VIPER (Volatiles Investigating Polar Exploration Rover)
Peak power - 450 W.
Once it enters a permanently shadowed location, it will operate on battery power alone and will not be able to recharge them until it drives to a sunlit area.
Drive at about 0.45 mph (0.72 kph) over the lunar surface, slowing to 0.25 mph (0.4 kph) when prospecting for water and other potential resources. Rove for 20 km.
The rover can drive sideways or diagonally, spin in a circle and move in any direction without changing the way it's facing. If it encounters soft soils, it will even be able to walk its wheels by moving each wheel independently to free itself.
X-band direct-to-Earth (no relay) over the Deep Space Network
Astrobotic Technology, USA
2.45 m (8 ft) height x
1.53 m (5 ft) in length and width
No external payload
No external payload
Solar powered & Solar-charged rechargeable batteries
Falcon Heavy, SpaceX
PAYLOAD BAY (AVAILABLE MASS)
PAYLOAD BAY SIZE
POWER GENERATION & USAGE
POWER DISTRIBUTION (FOR PAYLOAD)
INTERFACES AVAILABLE (FOR PAYLOAD)
1) Neutron Spectrometer System (NSS) 2) Near InfraRed Volatiles Spectrometer System (NIRVSS) 3) The Regolith and Ice Drill for Exploring New Terrain (TRIDENT) 4) Mass Spectrometer Observing Lunar Operations (MSolo)

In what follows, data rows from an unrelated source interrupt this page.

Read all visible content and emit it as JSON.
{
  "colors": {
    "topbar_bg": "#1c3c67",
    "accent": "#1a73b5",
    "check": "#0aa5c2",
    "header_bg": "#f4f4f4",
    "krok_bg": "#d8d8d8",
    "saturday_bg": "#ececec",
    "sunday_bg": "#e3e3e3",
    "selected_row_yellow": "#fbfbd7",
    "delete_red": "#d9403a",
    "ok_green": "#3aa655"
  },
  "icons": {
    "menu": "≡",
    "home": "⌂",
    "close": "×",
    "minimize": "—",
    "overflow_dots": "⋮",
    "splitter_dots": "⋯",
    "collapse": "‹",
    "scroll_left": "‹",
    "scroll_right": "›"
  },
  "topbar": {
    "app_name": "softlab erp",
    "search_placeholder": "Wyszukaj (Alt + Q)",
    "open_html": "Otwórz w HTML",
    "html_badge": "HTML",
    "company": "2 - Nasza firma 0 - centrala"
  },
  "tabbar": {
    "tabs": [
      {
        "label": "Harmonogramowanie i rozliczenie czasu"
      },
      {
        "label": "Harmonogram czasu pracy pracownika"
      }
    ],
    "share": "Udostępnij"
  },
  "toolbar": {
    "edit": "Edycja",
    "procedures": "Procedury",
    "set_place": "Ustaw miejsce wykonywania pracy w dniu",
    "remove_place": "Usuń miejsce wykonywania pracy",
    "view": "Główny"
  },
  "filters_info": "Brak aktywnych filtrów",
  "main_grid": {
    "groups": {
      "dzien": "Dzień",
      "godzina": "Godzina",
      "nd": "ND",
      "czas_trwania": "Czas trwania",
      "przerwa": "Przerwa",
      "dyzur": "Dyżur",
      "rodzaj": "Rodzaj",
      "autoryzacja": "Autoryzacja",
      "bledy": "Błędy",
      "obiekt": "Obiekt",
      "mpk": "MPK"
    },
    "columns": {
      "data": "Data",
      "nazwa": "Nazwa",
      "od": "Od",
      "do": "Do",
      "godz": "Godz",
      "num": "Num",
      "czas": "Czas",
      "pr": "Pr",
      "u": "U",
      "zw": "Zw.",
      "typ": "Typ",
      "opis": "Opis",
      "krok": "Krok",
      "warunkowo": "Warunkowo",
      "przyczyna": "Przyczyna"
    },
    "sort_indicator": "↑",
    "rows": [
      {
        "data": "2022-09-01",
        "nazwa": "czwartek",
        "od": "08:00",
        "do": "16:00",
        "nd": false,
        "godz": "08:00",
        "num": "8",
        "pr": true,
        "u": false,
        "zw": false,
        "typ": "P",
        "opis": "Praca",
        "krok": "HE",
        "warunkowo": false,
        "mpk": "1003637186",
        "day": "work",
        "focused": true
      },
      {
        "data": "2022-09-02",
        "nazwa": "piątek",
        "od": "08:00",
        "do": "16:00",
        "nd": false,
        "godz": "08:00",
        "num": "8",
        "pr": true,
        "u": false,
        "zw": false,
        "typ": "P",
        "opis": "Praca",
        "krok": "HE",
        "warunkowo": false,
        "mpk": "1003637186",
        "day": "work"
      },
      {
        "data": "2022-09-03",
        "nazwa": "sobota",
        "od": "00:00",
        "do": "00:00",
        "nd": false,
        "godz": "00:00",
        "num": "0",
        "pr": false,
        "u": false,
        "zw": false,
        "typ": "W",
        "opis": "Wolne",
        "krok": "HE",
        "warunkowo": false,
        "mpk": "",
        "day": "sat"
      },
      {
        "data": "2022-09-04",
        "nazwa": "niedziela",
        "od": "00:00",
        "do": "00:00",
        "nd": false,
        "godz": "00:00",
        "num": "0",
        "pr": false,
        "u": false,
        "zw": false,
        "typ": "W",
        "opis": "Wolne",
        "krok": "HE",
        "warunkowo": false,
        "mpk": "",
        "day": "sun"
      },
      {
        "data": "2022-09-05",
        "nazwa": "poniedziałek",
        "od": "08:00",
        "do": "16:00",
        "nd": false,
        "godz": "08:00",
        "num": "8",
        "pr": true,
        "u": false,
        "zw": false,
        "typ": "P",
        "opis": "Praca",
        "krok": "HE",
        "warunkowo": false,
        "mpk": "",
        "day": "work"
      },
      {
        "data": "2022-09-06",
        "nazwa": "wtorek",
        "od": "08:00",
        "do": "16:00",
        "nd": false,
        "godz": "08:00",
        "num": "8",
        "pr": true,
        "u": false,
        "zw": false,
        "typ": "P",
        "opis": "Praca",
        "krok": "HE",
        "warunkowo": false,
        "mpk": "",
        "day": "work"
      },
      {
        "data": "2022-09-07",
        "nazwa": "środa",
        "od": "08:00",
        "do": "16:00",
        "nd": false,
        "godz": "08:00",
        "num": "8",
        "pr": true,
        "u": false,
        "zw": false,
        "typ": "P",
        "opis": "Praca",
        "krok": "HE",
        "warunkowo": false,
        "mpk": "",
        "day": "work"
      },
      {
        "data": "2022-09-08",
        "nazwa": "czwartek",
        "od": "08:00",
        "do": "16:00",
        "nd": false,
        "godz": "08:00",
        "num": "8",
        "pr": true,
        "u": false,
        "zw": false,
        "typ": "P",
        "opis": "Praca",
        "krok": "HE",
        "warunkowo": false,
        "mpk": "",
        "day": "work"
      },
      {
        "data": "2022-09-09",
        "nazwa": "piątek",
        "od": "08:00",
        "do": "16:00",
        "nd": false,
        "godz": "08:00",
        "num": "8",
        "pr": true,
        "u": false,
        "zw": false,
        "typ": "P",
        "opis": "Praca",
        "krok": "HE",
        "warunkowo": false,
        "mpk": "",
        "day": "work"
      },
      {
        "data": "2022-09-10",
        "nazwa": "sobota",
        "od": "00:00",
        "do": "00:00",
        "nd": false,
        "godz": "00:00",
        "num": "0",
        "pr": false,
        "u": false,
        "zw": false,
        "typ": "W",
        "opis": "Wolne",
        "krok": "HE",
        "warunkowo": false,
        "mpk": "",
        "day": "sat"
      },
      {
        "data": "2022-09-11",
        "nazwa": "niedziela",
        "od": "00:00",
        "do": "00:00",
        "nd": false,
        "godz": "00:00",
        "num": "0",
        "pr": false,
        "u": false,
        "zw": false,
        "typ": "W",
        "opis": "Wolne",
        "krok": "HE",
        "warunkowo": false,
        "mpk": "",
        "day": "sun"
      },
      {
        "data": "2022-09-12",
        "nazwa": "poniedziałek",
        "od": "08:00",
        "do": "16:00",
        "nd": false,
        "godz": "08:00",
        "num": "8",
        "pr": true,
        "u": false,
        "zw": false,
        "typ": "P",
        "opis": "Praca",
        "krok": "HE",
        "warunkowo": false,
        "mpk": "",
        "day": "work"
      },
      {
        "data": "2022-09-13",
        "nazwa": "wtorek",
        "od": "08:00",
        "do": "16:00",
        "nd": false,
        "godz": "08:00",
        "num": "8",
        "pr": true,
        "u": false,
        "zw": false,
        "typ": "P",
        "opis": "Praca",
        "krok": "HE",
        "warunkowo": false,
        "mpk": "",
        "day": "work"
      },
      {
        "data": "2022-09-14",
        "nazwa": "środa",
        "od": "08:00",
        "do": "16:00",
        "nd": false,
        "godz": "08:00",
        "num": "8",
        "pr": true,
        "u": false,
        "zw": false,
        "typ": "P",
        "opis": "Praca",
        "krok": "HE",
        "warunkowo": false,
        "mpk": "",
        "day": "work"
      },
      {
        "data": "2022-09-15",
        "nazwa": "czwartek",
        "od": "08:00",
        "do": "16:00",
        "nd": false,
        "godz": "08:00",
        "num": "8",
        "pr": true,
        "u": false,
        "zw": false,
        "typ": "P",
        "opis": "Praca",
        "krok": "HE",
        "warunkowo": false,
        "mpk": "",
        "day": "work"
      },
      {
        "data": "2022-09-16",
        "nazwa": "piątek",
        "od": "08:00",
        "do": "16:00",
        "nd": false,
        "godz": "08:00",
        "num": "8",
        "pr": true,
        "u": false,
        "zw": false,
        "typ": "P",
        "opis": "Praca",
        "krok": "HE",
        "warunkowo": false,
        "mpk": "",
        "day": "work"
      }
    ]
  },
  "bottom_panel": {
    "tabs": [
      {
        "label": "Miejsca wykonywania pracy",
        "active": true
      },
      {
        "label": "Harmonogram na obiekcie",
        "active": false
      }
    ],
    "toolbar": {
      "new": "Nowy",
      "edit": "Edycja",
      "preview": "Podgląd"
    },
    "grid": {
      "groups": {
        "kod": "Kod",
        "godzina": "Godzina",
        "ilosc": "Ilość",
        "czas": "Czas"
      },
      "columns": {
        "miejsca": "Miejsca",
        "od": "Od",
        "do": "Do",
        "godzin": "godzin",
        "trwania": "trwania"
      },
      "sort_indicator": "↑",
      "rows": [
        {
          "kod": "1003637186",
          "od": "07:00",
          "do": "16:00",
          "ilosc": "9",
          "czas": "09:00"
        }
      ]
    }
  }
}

NASA’s Volatiles Investigating Polar Exploration Rover, or VIPER, is a mobile robot that will go to the South Pole of the Moon to get a close-up view of the location and concentration of water ice that could eventually be harvested to sustain human exploration on the Moon, Mars — and beyond. VIPER represents the first resource mapping mission on another celestial body. The VIPER rover will operate on the western edge of Nobile crater on the moon's south pole. It is planned to traverse several kilometers, collecting data on different kinds of soil environments affected by light and temperature — those in complete darkness, occasional light and in constant sunlight.